The course enables students to understand and use multilevel models mainly in the context of social science. The focus is on multilevel models for quantitative, binary and multinomial outcomes, with shorter sessions on models for ordinal and count outcomes. The importance of multilevel modelling for longitudinal data is explained. Analysis is illustrated using the package MLwiN (dedicated to multilevel modelling and available free to academics and university students). Lectures are combined with practical sessions in order to reinforce concepts.
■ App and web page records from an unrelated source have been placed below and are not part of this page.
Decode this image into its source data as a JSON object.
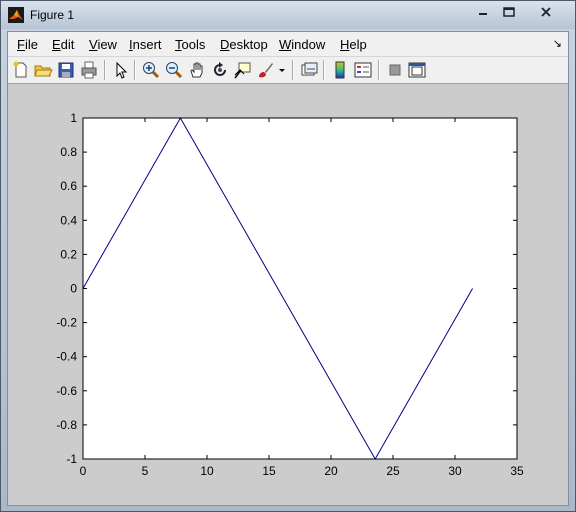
{
  "window": {
    "title": "Figure 1"
  },
  "menu": {
    "items": [
      "File",
      "Edit",
      "View",
      "Insert",
      "Tools",
      "Desktop",
      "Window",
      "Help"
    ]
  },
  "toolbar": {
    "buttons": [
      "new-figure-icon",
      "open-file-icon",
      "save-icon",
      "print-icon",
      "edit-plot-arrow-icon",
      "zoom-in-icon",
      "zoom-out-icon",
      "pan-hand-icon",
      "rotate-3d-icon",
      "data-cursor-icon",
      "brush-icon",
      "link-plot-icon",
      "colorbar-icon",
      "legend-icon",
      "hide-plot-tools-icon",
      "show-plot-tools-icon"
    ]
  },
  "chart_data": {
    "type": "line",
    "title": "",
    "xlabel": "",
    "ylabel": "",
    "xlim": [
      0,
      35
    ],
    "ylim": [
      -1,
      1
    ],
    "xticks": [
      0,
      5,
      10,
      15,
      20,
      25,
      30,
      35
    ],
    "yticks": [
      1,
      0.8,
      0.6,
      0.4,
      0.2,
      0,
      -0.2,
      -0.4,
      -0.6,
      -0.8,
      -1
    ],
    "xtick_labels": [
      "0",
      "5",
      "10",
      "15",
      "20",
      "25",
      "30",
      "35"
    ],
    "ytick_labels": [
      "1",
      "0.8",
      "0.6",
      "0.4",
      "0.2",
      "0",
      "-0.2",
      "-0.4",
      "-0.6",
      "-0.8",
      "-1"
    ],
    "grid": false,
    "series": [
      {
        "color": "#00008b",
        "x": [
          0,
          7.854,
          23.562,
          31.416
        ],
        "y": [
          0,
          1,
          -1,
          0
        ]
      }
    ]
  }
}
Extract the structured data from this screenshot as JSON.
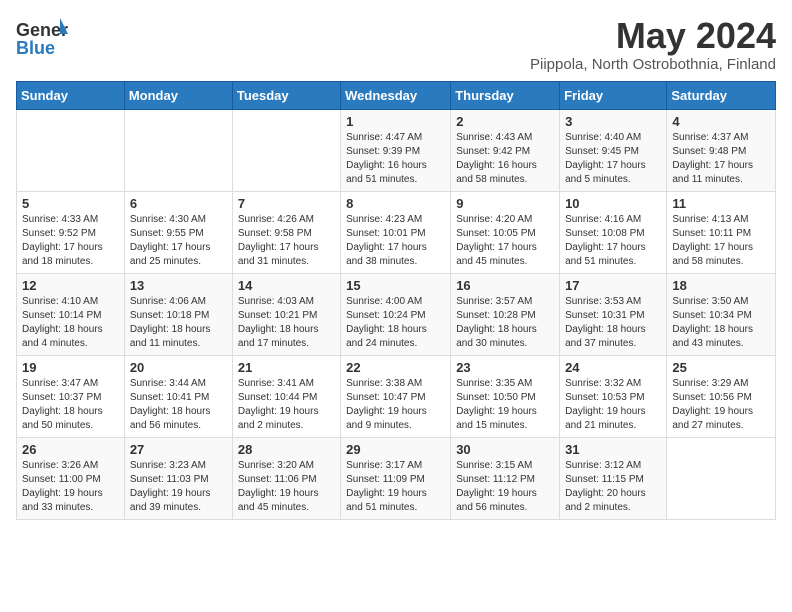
{
  "header": {
    "logo_general": "General",
    "logo_blue": "Blue",
    "month_year": "May 2024",
    "location": "Piippola, North Ostrobothnia, Finland"
  },
  "weekdays": [
    "Sunday",
    "Monday",
    "Tuesday",
    "Wednesday",
    "Thursday",
    "Friday",
    "Saturday"
  ],
  "weeks": [
    [
      {
        "day": "",
        "info": ""
      },
      {
        "day": "",
        "info": ""
      },
      {
        "day": "",
        "info": ""
      },
      {
        "day": "1",
        "info": "Sunrise: 4:47 AM\nSunset: 9:39 PM\nDaylight: 16 hours and 51 minutes."
      },
      {
        "day": "2",
        "info": "Sunrise: 4:43 AM\nSunset: 9:42 PM\nDaylight: 16 hours and 58 minutes."
      },
      {
        "day": "3",
        "info": "Sunrise: 4:40 AM\nSunset: 9:45 PM\nDaylight: 17 hours and 5 minutes."
      },
      {
        "day": "4",
        "info": "Sunrise: 4:37 AM\nSunset: 9:48 PM\nDaylight: 17 hours and 11 minutes."
      }
    ],
    [
      {
        "day": "5",
        "info": "Sunrise: 4:33 AM\nSunset: 9:52 PM\nDaylight: 17 hours and 18 minutes."
      },
      {
        "day": "6",
        "info": "Sunrise: 4:30 AM\nSunset: 9:55 PM\nDaylight: 17 hours and 25 minutes."
      },
      {
        "day": "7",
        "info": "Sunrise: 4:26 AM\nSunset: 9:58 PM\nDaylight: 17 hours and 31 minutes."
      },
      {
        "day": "8",
        "info": "Sunrise: 4:23 AM\nSunset: 10:01 PM\nDaylight: 17 hours and 38 minutes."
      },
      {
        "day": "9",
        "info": "Sunrise: 4:20 AM\nSunset: 10:05 PM\nDaylight: 17 hours and 45 minutes."
      },
      {
        "day": "10",
        "info": "Sunrise: 4:16 AM\nSunset: 10:08 PM\nDaylight: 17 hours and 51 minutes."
      },
      {
        "day": "11",
        "info": "Sunrise: 4:13 AM\nSunset: 10:11 PM\nDaylight: 17 hours and 58 minutes."
      }
    ],
    [
      {
        "day": "12",
        "info": "Sunrise: 4:10 AM\nSunset: 10:14 PM\nDaylight: 18 hours and 4 minutes."
      },
      {
        "day": "13",
        "info": "Sunrise: 4:06 AM\nSunset: 10:18 PM\nDaylight: 18 hours and 11 minutes."
      },
      {
        "day": "14",
        "info": "Sunrise: 4:03 AM\nSunset: 10:21 PM\nDaylight: 18 hours and 17 minutes."
      },
      {
        "day": "15",
        "info": "Sunrise: 4:00 AM\nSunset: 10:24 PM\nDaylight: 18 hours and 24 minutes."
      },
      {
        "day": "16",
        "info": "Sunrise: 3:57 AM\nSunset: 10:28 PM\nDaylight: 18 hours and 30 minutes."
      },
      {
        "day": "17",
        "info": "Sunrise: 3:53 AM\nSunset: 10:31 PM\nDaylight: 18 hours and 37 minutes."
      },
      {
        "day": "18",
        "info": "Sunrise: 3:50 AM\nSunset: 10:34 PM\nDaylight: 18 hours and 43 minutes."
      }
    ],
    [
      {
        "day": "19",
        "info": "Sunrise: 3:47 AM\nSunset: 10:37 PM\nDaylight: 18 hours and 50 minutes."
      },
      {
        "day": "20",
        "info": "Sunrise: 3:44 AM\nSunset: 10:41 PM\nDaylight: 18 hours and 56 minutes."
      },
      {
        "day": "21",
        "info": "Sunrise: 3:41 AM\nSunset: 10:44 PM\nDaylight: 19 hours and 2 minutes."
      },
      {
        "day": "22",
        "info": "Sunrise: 3:38 AM\nSunset: 10:47 PM\nDaylight: 19 hours and 9 minutes."
      },
      {
        "day": "23",
        "info": "Sunrise: 3:35 AM\nSunset: 10:50 PM\nDaylight: 19 hours and 15 minutes."
      },
      {
        "day": "24",
        "info": "Sunrise: 3:32 AM\nSunset: 10:53 PM\nDaylight: 19 hours and 21 minutes."
      },
      {
        "day": "25",
        "info": "Sunrise: 3:29 AM\nSunset: 10:56 PM\nDaylight: 19 hours and 27 minutes."
      }
    ],
    [
      {
        "day": "26",
        "info": "Sunrise: 3:26 AM\nSunset: 11:00 PM\nDaylight: 19 hours and 33 minutes."
      },
      {
        "day": "27",
        "info": "Sunrise: 3:23 AM\nSunset: 11:03 PM\nDaylight: 19 hours and 39 minutes."
      },
      {
        "day": "28",
        "info": "Sunrise: 3:20 AM\nSunset: 11:06 PM\nDaylight: 19 hours and 45 minutes."
      },
      {
        "day": "29",
        "info": "Sunrise: 3:17 AM\nSunset: 11:09 PM\nDaylight: 19 hours and 51 minutes."
      },
      {
        "day": "30",
        "info": "Sunrise: 3:15 AM\nSunset: 11:12 PM\nDaylight: 19 hours and 56 minutes."
      },
      {
        "day": "31",
        "info": "Sunrise: 3:12 AM\nSunset: 11:15 PM\nDaylight: 20 hours and 2 minutes."
      },
      {
        "day": "",
        "info": ""
      }
    ]
  ]
}
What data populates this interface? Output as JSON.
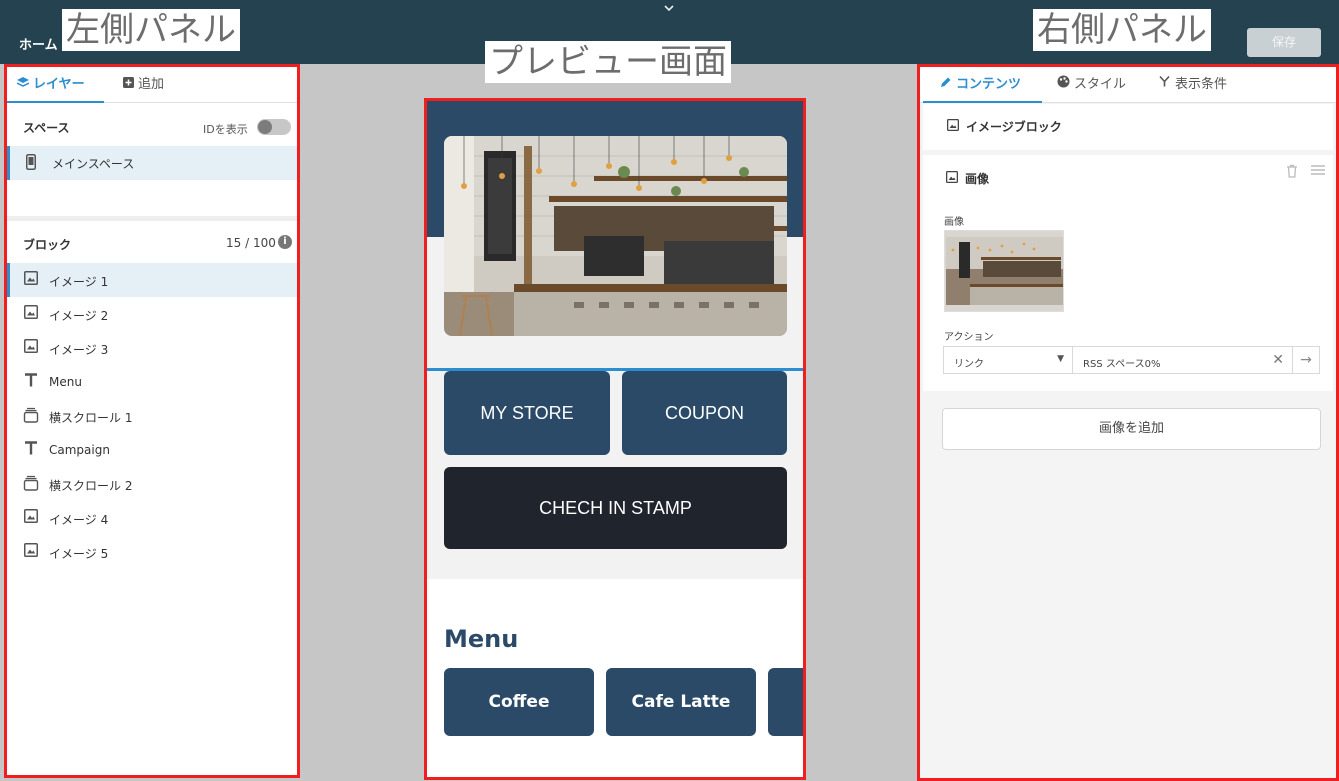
{
  "header": {
    "home_label": "ホーム",
    "chevron": "⌄",
    "save_label": "保存"
  },
  "annotations": {
    "left": "左側パネル",
    "center": "プレビュー画面",
    "right": "右側パネル"
  },
  "left_panel": {
    "tabs": [
      {
        "label": "レイヤー",
        "icon": "layers-icon",
        "active": true
      },
      {
        "label": "追加",
        "icon": "add-square-icon",
        "active": false
      }
    ],
    "space_section": {
      "title": "スペース",
      "toggle_label": "IDを表示",
      "toggle_on": false,
      "items": [
        {
          "label": "メインスペース",
          "icon": "phone-icon",
          "selected": true
        }
      ]
    },
    "block_section": {
      "title": "ブロック",
      "count": "15 / 100",
      "items": [
        {
          "label": "イメージ 1",
          "icon": "image-icon",
          "selected": true
        },
        {
          "label": "イメージ 2",
          "icon": "image-icon",
          "selected": false
        },
        {
          "label": "イメージ 3",
          "icon": "image-icon",
          "selected": false
        },
        {
          "label": "Menu",
          "icon": "text-icon",
          "selected": false
        },
        {
          "label": "横スクロール 1",
          "icon": "carousel-icon",
          "selected": false
        },
        {
          "label": "Campaign",
          "icon": "text-icon",
          "selected": false
        },
        {
          "label": "横スクロール 2",
          "icon": "carousel-icon",
          "selected": false
        },
        {
          "label": "イメージ 4",
          "icon": "image-icon",
          "selected": false
        },
        {
          "label": "イメージ 5",
          "icon": "image-icon",
          "selected": false
        }
      ]
    }
  },
  "preview": {
    "buttons": [
      "MY STORE",
      "COUPON",
      "CHECH IN STAMP"
    ],
    "menu_title": "Menu",
    "menu_items": [
      "Coffee",
      "Cafe Latte",
      ""
    ]
  },
  "right_panel": {
    "tabs": [
      {
        "label": "コンテンツ",
        "icon": "pencil-icon",
        "active": true
      },
      {
        "label": "スタイル",
        "icon": "palette-icon",
        "active": false
      },
      {
        "label": "表示条件",
        "icon": "branch-icon",
        "active": false
      }
    ],
    "block_title": "イメージブロック",
    "image_card": {
      "title": "画像",
      "image_label": "画像",
      "action_label": "アクション",
      "action_type": "リンク",
      "action_value": "RSS スペース0%"
    },
    "add_image_label": "画像を追加"
  },
  "colors": {
    "topbar": "#24424f",
    "accent": "#2a8ed0",
    "brand_navy": "#2b4a67",
    "dark_button": "#20252d",
    "highlight_border": "#ef1f1f"
  }
}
The distinctive feature of the level 11 course will be five one-hour extra practicals, starting around week 4, in which, under the guidance of course staff, MSc students will present results from multilevel analysis. Honours students may take part in these practicals, but are not required to do so.
The topics of weekly sessions are:
Introduction to multilevel models
Multiple regression in a multilevel framework
Random slopes in multiple regression
Residuals and model diagnostics
Predictions from multilevel models
Multilevel binary logistic regression
Multilevel multinomial logistic regression
Models for multivariate outcomes
Models for longitudinal data
Model fitting methods
Other data structures
Information for Visiting Students
|High Demand Course?
Course Delivery Information
|Academic year 2015/16, Available to all students (SV1)
|Learning and Teaching activities (Further Info)
Lecture Hours 10,
Seminar/Tutorial Hours 26,
Programme Level Learning and Teaching Hours 4,
Directed Learning and Independent Learning Hours
|Assessment (Further Info)
|Additional Information (Assessment)
||Five fortnightly exercises (40% in total); end-of-course practical project (60%). «br /»
The MSc students will be expected to work at level 11 in the practical project.«br /»
|No Exam Information
On completion of this course, the student will be able to:
- Critically understand the conceptual and mathematical basis of multilevel models. In particular being able to understand the relationship between mathematical ideas and substantive social scientific questions.
- Use the software MLwiN and to link it to othersoftware.
- Cast scientific questions in multilevel terms.
- Interpret, critically evaluate and communicate the results of multilevel models clearly in writing.
- Communicate the results of multilevel models clearly in writing, and to debate these results orally, paying attention both to mathematical and substantive questions.
|Dale, A. and Davies, R. (1994), Analyzing Social and Political Change, London: Sage.|
Goldstein, H (2011) Multilevel Statistical Models (fourth edition), London: Edward Arnold.
Quintelier, E. (2010), ¿The effect of schools on political participation: a multilevel logistic analysis¿, Research Papers in Education, 25, pp. 137-154.
Snijders, T and Bosker, R (1999), Multilevel Analysis: An Introduction to Basic and Advanced Multilevel Modelling, London: Sage Publishing.
Steenbergen, M. and Jones, B. (2002), ¿Modeling multilevel data structures¿, American Journal of Political Science,46, pp. 218-237.
Sun, L., Bradley, K. D. and Akers, K. (2012), ¿A multilevel modelling approach to investigating factors impacting science achievement for secondary school students: PISA Hong Kong sample¿, International Journal of Science Education, 34, pp. 2107-2125.
Whitworth, A. (2012), ¿Inequality and crime across England: a multilevel modelling approach¿, Social Policy and Society, 11, pp 27-40.
|Graduate Attributes and Skills
||Advanced understanding of and competence with multilevel modelling.
Capacity to apply multilevel modelling to social scientific questions.
|Course organiser||Prof Lindsay Paterson
Tel: (0131 6)51 6380
|Course secretary||Mr Andrew Macaulay
Tel: (0131 6)51 5067
© Copyright 2015 The University of Edinburgh - 18 January 2016 4:40 am